Something funny… In an exam I don’t think I would have found anything funny. I was very serious, like that, I still am. On stage, it was when I was in a touring company, where we used to dance the same pieces over and over and over again. We had to make ourselves nervous to go on stage as we were so used to doing it, I used to work with a deaf dancer. She would feel the vibrations of the music from the speakers through the floor and that’s how she would be in time. The funny incident is that once she came off the stage, and she was like ‘Yana, you know what, you were so out of time with the music today.’ And she was right, it was ironic, she’s deaf and here she is telling me that I’m out of time and I can actually hear the music!

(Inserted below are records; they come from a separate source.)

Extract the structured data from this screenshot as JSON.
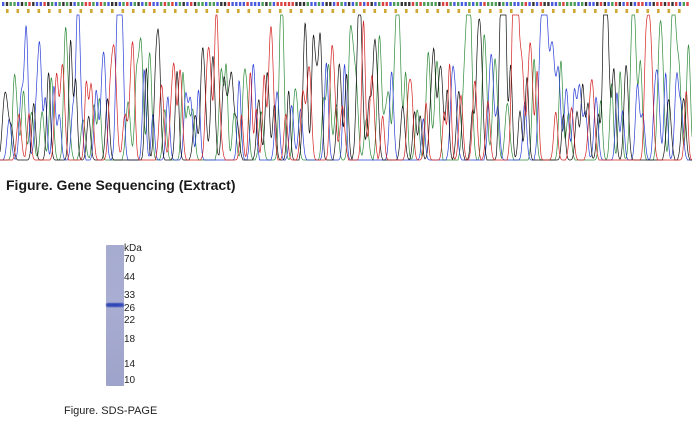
{
  "sequencing": {
    "caption": "Figure. Gene Sequencing (Extract)",
    "colors": {
      "A": "#2e8b3a",
      "C": "#2a3fd6",
      "G": "#111111",
      "T": "#d42222",
      "aa_text": "#c8a020"
    },
    "base_icon": "chromatogram-trace"
  },
  "gel": {
    "caption": "Figure. SDS-PAGE",
    "unit_label": "kDa",
    "markers": [
      "70",
      "44",
      "33",
      "26",
      "22",
      "18",
      "14",
      "10"
    ],
    "band_kda": 30,
    "lane_color": "#a6abd0",
    "band_color": "#2f45b8"
  }
}
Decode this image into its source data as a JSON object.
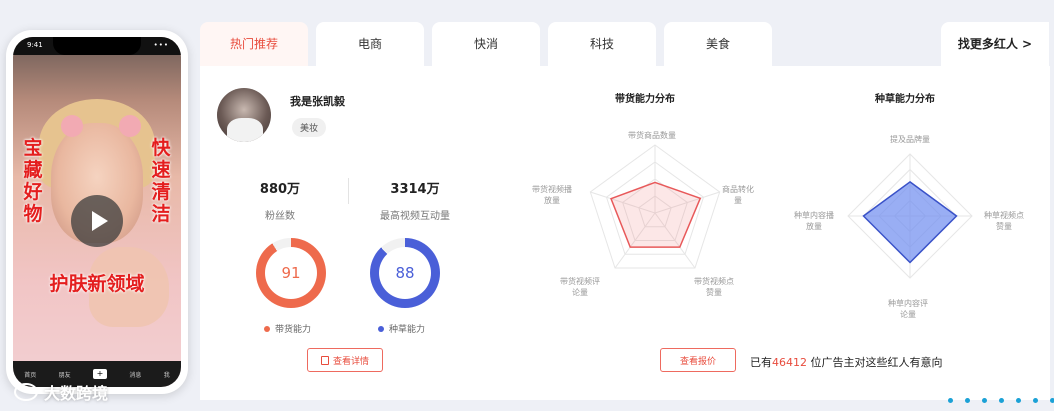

But it was an amazing experience working with a deaf dancer, she had developed another sense, you know, her musical timing was so perfect that even our Artistic Director could not fault it. She could feel the music straight into her body, we hear it and process it and then it goes in, for her there was no process of hearing, the music would be translated, as she felt it, into her body. So her timing was amazing, she is the most musical dancer I have ever worked with. And she is deaf.
How do you think life as a student would have been had the COVID19 Pandemic occurred during your time as a student?

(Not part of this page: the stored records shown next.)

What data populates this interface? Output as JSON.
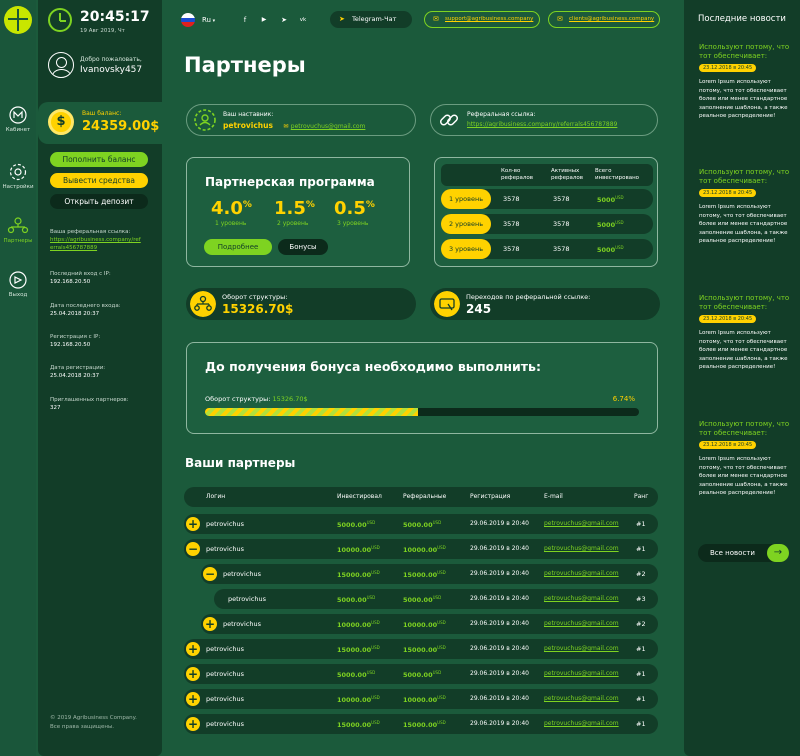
{
  "nav": {
    "items": [
      {
        "label": "Кабинет",
        "icon": "cabinet-icon"
      },
      {
        "label": "Настройки",
        "icon": "settings-icon"
      },
      {
        "label": "Партнеры",
        "icon": "partners-icon"
      },
      {
        "label": "Выход",
        "icon": "exit-icon"
      }
    ],
    "active": "Партнеры"
  },
  "clock": {
    "time": "20:45:17",
    "date": "19 Авг 2019, Чт"
  },
  "user": {
    "welcome": "Добро пожаловать,",
    "name": "Ivanovsky457"
  },
  "balance": {
    "label": "Ваш баланс:",
    "value": "24359.00$"
  },
  "actions": {
    "topup": "Пополнить баланс",
    "withdraw": "Вывести средства",
    "deposit": "Открыть депозит"
  },
  "info": {
    "ref_label": "Ваша реферальная ссылка:",
    "ref_link": "https://agribusiness.company/referrals456787889",
    "last_ip_label": "Последний вход с IP:",
    "last_ip": "192.168.20.50",
    "last_date_label": "Дата последнего входа:",
    "last_date": "25.04.2018  20:37",
    "reg_ip_label": "Регистрация с IP:",
    "reg_ip": "192.168.20.50",
    "reg_date_label": "Дата регистрации:",
    "reg_date": "25.04.2018  20:37",
    "invited_label": "Приглашенных партнеров:",
    "invited": "327"
  },
  "footer": {
    "line1": "© 2019  Agribusiness Company.",
    "line2": "Все права защищены."
  },
  "topbar": {
    "lang": "Ru",
    "socials": [
      "f",
      "▶",
      "➤",
      "vk"
    ],
    "telegram": "Telegram-Чат",
    "email_support": "support@agribusiness.company",
    "email_clients": "clients@agribusiness.company"
  },
  "page": {
    "title": "Партнеры"
  },
  "mentor": {
    "label": "Ваш наставник:",
    "name": "petrovichus",
    "email": "petrovuchus@gmail.com"
  },
  "referral": {
    "label": "Реферальная ссылка:",
    "link": "https://agribusiness.company/referrals456787889"
  },
  "program": {
    "title": "Партнерская программа",
    "levels": [
      {
        "pct": "4.0",
        "label": "1 уровень"
      },
      {
        "pct": "1.5",
        "label": "2 уровень"
      },
      {
        "pct": "0.5",
        "label": "3 уровень"
      }
    ],
    "more": "Подробнее",
    "bonuses": "Бонусы"
  },
  "level_table": {
    "headers": [
      "Кол-во рефералов",
      "Активных рефералов",
      "Всего инвестировано"
    ],
    "rows": [
      {
        "level": "1 уровень",
        "count": "3578",
        "active": "3578",
        "total": "5000",
        "unit": "USD"
      },
      {
        "level": "2 уровень",
        "count": "3578",
        "active": "3578",
        "total": "5000",
        "unit": "USD"
      },
      {
        "level": "3 уровень",
        "count": "3578",
        "active": "3578",
        "total": "5000",
        "unit": "USD"
      }
    ]
  },
  "turnover": {
    "label": "Оборот структуры:",
    "value": "15326.70$"
  },
  "clicks": {
    "label": "Переходов по реферальной ссылке:",
    "value": "245"
  },
  "goal": {
    "title": "До получения бонуса необходимо выполнить:",
    "label": "Оборот структуры:",
    "value": "15326.70$",
    "percent": "6.74%",
    "progress": 0.49
  },
  "partners": {
    "title": "Ваши партнеры",
    "headers": [
      "Логин",
      "Инвестировал",
      "Реферальные",
      "Регистрация",
      "E-mail",
      "Ранг"
    ],
    "rows": [
      {
        "toggle": "+",
        "level": 0,
        "login": "petrovichus",
        "invested": "5000.00",
        "referral": "5000.00",
        "unit": "USD",
        "reg": "29.06.2019 в 20:40",
        "email": "petrovuchus@gmail.com",
        "rank": "#1"
      },
      {
        "toggle": "−",
        "level": 0,
        "login": "petrovichus",
        "invested": "10000.00",
        "referral": "10000.00",
        "unit": "USD",
        "reg": "29.06.2019 в 20:40",
        "email": "petrovuchus@gmail.com",
        "rank": "#1"
      },
      {
        "toggle": "−",
        "level": 1,
        "login": "petrovichus",
        "invested": "15000.00",
        "referral": "15000.00",
        "unit": "USD",
        "reg": "29.06.2019 в 20:40",
        "email": "petrovuchus@gmail.com",
        "rank": "#2"
      },
      {
        "toggle": "",
        "level": 2,
        "login": "petrovichus",
        "invested": "5000.00",
        "referral": "5000.00",
        "unit": "USD",
        "reg": "29.06.2019 в 20:40",
        "email": "petrovuchus@gmail.com",
        "rank": "#3"
      },
      {
        "toggle": "+",
        "level": 1,
        "login": "petrovichus",
        "invested": "10000.00",
        "referral": "10000.00",
        "unit": "USD",
        "reg": "29.06.2019 в 20:40",
        "email": "petrovuchus@gmail.com",
        "rank": "#2"
      },
      {
        "toggle": "+",
        "level": 0,
        "login": "petrovichus",
        "invested": "15000.00",
        "referral": "15000.00",
        "unit": "USD",
        "reg": "29.06.2019 в 20:40",
        "email": "petrovuchus@gmail.com",
        "rank": "#1"
      },
      {
        "toggle": "+",
        "level": 0,
        "login": "petrovichus",
        "invested": "5000.00",
        "referral": "5000.00",
        "unit": "USD",
        "reg": "29.06.2019 в 20:40",
        "email": "petrovuchus@gmail.com",
        "rank": "#1"
      },
      {
        "toggle": "+",
        "level": 0,
        "login": "petrovichus",
        "invested": "10000.00",
        "referral": "10000.00",
        "unit": "USD",
        "reg": "29.06.2019 в 20:40",
        "email": "petrovuchus@gmail.com",
        "rank": "#1"
      },
      {
        "toggle": "+",
        "level": 0,
        "login": "petrovichus",
        "invested": "15000.00",
        "referral": "15000.00",
        "unit": "USD",
        "reg": "29.06.2019 в 20:40",
        "email": "petrovuchus@gmail.com",
        "rank": "#1"
      }
    ]
  },
  "news": {
    "title": "Последние новости",
    "items": [
      {
        "headline": "Используют потому, что тот обеспечивает:",
        "date": "23.12.2018 в 20:45",
        "text": "Lorem Ipsum используют потому, что тот обеспечивает более или менее стандартное заполнение шаблона, а также реальное распределение!"
      },
      {
        "headline": "Используют потому, что тот обеспечивает:",
        "date": "23.12.2018 в 20:45",
        "text": "Lorem Ipsum используют потому, что тот обеспечивает более или менее стандартное заполнение шаблона, а также реальное распределение!"
      },
      {
        "headline": "Используют потому, что тот обеспечивает:",
        "date": "23.12.2018 в 20:45",
        "text": "Lorem Ipsum используют потому, что тот обеспечивает более или менее стандартное заполнение шаблона, а также реальное распределение!"
      },
      {
        "headline": "Используют потому, что тот обеспечивает:",
        "date": "23.12.2018 в 20:45",
        "text": "Lorem Ipsum используют потому, что тот обеспечивает более или менее стандартное заполнение шаблона, а также реальное распределение!"
      }
    ],
    "all": "Все новости"
  },
  "colors": {
    "bg": "#1b5a3b",
    "panel": "#123d28",
    "accent_green": "#7ed321",
    "accent_yellow": "#ffd200"
  }
}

It would have been a disaster! It wouldn’t have worked at all! It would not have been an online system for sure, it would have just been that we all had to go home and just stay there, I guess. It would have been a complete disaster! I mean, in that time, if I think back to then, it’s just unthinkable! I would have had to just stay at home and teach myself and my brother! And my brother and I would probably have killed each other. If I had to spend that much time with him then I would not be standing here today!
What was a typical day at your ballet school like?
When I first went to Ballet school where we did academics and dance, we would have academics till twelve o’clock, and then three dance classes in the afternoon. After you finish your academics course you stay for another three years where you have just dance the whole day. We would have ballet at eight in the morning, and after that a jazz class, a contemporary class, and then maybe a drama class. Then in the afternoon, two more ballet classes. You dance for eight hours, except for the singing lessons, for which I would be told to go to sleep instead, because my voice is so loud, as you all know. I have the volume, just not the beauty. So I used to go to sleep. Yeah, there would be three ballet classes a day, maybe a technical class, a pas de deux class and a more free class, and two other dance classes, which could be – jazz, character, contemporary. We had a class called Horton Technique, as well as Graham and Cunningham classes.
Are you aiming for that sort of structure for the future of TLFCB?
Yes, I absolutely want that structure here, that is what we are aiming for. A full time, vocational ballet school. I have students who have gone abroad to train, because what they want is not available here in India. The cost abroad is so huge, it is not affordable. This is why I think it will work so much better if we recreate that structure here so that we can train people to perform and also to teach. We want it to be of a high, international standard, we want to be Asia’s best ballet school. Even in London, when I was teaching, there were a lot of students from Asia who would come to audition.I taught at two full time ballet schools, as well as the school I went to. They had boarding school and I was the person who was sent once a week from our school, to the boarding school to teach. There were a lot Asian students there as well. Yes, a lot of Asians go abroad to train at vocational ballet schools; there are not many schools like that in Asia. This is why we want to be Asia’s best ballet school. We will, of course, have to get other full time international teachers here, we can’t do it all ourselves. We have to keep what we have right now going, while creating the team and infrastructure needed for a vocational ballet school. And that is what we are working for for the TLFCB of the future.